** Problem details **
Look through the data below and count each line where the word "JSON" appears. Reply with the count alone.

*** Opening Records provided ***

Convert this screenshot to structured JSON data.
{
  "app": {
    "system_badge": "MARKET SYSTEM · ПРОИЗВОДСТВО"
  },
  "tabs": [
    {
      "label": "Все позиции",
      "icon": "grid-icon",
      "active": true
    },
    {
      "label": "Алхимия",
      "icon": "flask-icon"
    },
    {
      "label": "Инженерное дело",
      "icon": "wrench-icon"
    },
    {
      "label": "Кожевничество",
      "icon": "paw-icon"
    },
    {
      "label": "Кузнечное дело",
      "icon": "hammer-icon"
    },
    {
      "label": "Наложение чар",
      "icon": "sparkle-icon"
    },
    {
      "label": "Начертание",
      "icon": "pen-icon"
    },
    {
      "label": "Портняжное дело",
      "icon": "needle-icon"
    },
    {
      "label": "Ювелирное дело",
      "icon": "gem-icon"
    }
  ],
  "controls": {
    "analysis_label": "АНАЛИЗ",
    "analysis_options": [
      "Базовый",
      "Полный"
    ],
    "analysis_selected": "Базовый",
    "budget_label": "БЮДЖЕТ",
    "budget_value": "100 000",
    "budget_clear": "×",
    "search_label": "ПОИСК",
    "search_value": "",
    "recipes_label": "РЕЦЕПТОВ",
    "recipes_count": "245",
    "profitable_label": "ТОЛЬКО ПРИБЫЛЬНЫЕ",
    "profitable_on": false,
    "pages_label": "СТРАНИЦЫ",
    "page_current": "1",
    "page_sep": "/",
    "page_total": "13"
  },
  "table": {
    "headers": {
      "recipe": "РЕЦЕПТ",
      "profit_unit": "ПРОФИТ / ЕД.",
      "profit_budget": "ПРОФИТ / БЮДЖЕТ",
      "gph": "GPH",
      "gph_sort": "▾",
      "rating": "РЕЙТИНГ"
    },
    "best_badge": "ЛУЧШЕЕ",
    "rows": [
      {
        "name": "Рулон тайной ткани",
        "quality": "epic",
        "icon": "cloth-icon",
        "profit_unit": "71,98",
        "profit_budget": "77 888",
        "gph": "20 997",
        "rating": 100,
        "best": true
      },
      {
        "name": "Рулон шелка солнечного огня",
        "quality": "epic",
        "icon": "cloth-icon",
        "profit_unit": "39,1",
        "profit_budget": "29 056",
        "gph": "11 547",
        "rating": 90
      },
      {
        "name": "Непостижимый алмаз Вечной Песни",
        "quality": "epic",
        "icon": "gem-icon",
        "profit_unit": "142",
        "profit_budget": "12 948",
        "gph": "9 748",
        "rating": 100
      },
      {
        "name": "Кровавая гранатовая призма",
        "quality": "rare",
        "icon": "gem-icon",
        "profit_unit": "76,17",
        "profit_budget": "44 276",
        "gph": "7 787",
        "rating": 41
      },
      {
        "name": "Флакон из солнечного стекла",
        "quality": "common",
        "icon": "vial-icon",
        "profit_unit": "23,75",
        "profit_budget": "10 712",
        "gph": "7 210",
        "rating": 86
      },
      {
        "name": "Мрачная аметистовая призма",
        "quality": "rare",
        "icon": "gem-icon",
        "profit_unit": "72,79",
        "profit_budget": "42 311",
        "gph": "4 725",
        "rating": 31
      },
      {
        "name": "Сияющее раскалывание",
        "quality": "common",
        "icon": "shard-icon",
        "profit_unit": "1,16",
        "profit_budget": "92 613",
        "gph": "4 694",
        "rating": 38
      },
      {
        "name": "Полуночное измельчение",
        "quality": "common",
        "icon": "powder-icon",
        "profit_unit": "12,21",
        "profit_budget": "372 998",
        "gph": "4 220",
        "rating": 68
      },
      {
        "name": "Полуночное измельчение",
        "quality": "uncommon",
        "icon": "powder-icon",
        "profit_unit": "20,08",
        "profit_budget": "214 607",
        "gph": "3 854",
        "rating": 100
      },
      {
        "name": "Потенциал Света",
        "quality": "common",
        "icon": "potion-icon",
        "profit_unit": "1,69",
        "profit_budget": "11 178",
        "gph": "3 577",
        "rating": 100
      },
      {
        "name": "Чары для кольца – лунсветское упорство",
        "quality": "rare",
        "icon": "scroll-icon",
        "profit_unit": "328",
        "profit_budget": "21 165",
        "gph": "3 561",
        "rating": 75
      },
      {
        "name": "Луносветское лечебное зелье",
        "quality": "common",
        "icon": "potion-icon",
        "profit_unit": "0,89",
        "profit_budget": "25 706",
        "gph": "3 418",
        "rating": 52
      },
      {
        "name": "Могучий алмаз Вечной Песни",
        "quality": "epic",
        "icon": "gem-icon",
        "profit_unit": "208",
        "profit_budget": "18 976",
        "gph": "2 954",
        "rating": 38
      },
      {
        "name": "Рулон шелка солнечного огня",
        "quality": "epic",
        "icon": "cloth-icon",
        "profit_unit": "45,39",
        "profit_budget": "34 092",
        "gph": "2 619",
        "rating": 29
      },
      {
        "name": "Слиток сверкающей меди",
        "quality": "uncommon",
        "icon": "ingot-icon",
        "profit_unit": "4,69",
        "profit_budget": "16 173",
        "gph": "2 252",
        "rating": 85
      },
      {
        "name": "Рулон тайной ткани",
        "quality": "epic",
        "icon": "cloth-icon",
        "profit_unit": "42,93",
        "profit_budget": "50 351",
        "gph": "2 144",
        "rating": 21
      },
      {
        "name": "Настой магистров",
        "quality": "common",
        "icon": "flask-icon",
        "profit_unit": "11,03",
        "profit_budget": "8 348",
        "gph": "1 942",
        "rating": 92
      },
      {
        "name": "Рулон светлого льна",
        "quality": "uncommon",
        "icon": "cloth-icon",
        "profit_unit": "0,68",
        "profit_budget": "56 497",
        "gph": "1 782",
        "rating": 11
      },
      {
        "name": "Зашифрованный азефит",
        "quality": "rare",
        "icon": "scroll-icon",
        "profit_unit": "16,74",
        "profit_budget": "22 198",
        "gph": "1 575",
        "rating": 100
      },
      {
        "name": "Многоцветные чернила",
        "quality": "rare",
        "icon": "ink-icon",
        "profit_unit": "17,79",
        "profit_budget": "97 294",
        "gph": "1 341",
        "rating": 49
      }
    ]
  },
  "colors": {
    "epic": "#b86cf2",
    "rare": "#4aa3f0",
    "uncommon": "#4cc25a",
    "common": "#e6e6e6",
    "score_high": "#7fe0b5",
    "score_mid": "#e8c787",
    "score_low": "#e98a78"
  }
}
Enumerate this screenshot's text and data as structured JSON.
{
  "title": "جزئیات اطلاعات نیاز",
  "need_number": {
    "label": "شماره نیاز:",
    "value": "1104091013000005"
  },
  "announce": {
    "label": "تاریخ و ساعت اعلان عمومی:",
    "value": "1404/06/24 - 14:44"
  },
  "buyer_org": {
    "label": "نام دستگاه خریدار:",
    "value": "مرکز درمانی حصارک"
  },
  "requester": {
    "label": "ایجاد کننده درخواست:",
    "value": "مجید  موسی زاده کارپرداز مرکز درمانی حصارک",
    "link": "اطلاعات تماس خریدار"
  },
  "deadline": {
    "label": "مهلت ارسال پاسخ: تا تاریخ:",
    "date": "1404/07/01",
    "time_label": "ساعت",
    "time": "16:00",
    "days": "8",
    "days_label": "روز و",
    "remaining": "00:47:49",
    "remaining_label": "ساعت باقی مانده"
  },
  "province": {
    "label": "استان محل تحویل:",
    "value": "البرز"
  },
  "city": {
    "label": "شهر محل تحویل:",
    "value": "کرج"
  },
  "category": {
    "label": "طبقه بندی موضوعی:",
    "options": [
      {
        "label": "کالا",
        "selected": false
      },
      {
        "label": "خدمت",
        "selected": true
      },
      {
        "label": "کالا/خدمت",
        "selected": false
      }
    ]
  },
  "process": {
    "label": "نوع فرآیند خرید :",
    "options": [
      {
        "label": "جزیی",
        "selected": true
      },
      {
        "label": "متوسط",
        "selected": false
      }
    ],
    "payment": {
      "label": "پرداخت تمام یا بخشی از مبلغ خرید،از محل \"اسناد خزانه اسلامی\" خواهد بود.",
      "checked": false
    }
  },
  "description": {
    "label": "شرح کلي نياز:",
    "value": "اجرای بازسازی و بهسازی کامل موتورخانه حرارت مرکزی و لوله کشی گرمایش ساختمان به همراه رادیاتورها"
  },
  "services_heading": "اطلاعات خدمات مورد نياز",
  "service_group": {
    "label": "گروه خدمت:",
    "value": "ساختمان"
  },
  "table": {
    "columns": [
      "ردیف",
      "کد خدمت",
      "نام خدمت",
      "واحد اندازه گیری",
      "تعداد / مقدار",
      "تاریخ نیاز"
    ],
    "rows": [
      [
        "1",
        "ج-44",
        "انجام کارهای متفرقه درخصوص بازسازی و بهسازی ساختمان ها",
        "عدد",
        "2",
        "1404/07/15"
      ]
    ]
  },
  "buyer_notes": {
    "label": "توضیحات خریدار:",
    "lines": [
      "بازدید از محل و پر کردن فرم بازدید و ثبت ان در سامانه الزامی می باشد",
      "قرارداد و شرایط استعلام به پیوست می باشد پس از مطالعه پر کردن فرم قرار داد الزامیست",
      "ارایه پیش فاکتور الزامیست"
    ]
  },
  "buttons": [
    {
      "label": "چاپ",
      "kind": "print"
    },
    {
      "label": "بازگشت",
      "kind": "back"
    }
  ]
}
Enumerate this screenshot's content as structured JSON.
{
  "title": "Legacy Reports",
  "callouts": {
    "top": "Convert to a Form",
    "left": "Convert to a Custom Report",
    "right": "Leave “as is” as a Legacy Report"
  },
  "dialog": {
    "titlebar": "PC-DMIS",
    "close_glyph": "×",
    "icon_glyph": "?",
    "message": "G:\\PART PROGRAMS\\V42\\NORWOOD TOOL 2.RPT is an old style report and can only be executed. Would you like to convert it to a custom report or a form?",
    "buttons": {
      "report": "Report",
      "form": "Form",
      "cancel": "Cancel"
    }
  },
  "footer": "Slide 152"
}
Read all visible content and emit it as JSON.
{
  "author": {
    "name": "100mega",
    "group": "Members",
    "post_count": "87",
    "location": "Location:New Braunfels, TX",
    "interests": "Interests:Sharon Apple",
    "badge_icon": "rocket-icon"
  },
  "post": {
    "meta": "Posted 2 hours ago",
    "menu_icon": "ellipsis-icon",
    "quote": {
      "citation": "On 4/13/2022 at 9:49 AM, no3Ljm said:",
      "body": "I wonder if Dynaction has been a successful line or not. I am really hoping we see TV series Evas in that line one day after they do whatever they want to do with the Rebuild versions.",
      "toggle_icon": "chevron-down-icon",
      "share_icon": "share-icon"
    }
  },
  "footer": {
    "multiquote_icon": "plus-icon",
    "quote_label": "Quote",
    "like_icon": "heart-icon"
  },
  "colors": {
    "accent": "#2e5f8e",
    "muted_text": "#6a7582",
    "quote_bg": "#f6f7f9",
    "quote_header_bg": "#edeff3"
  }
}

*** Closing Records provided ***

** Answer for this exercise **
4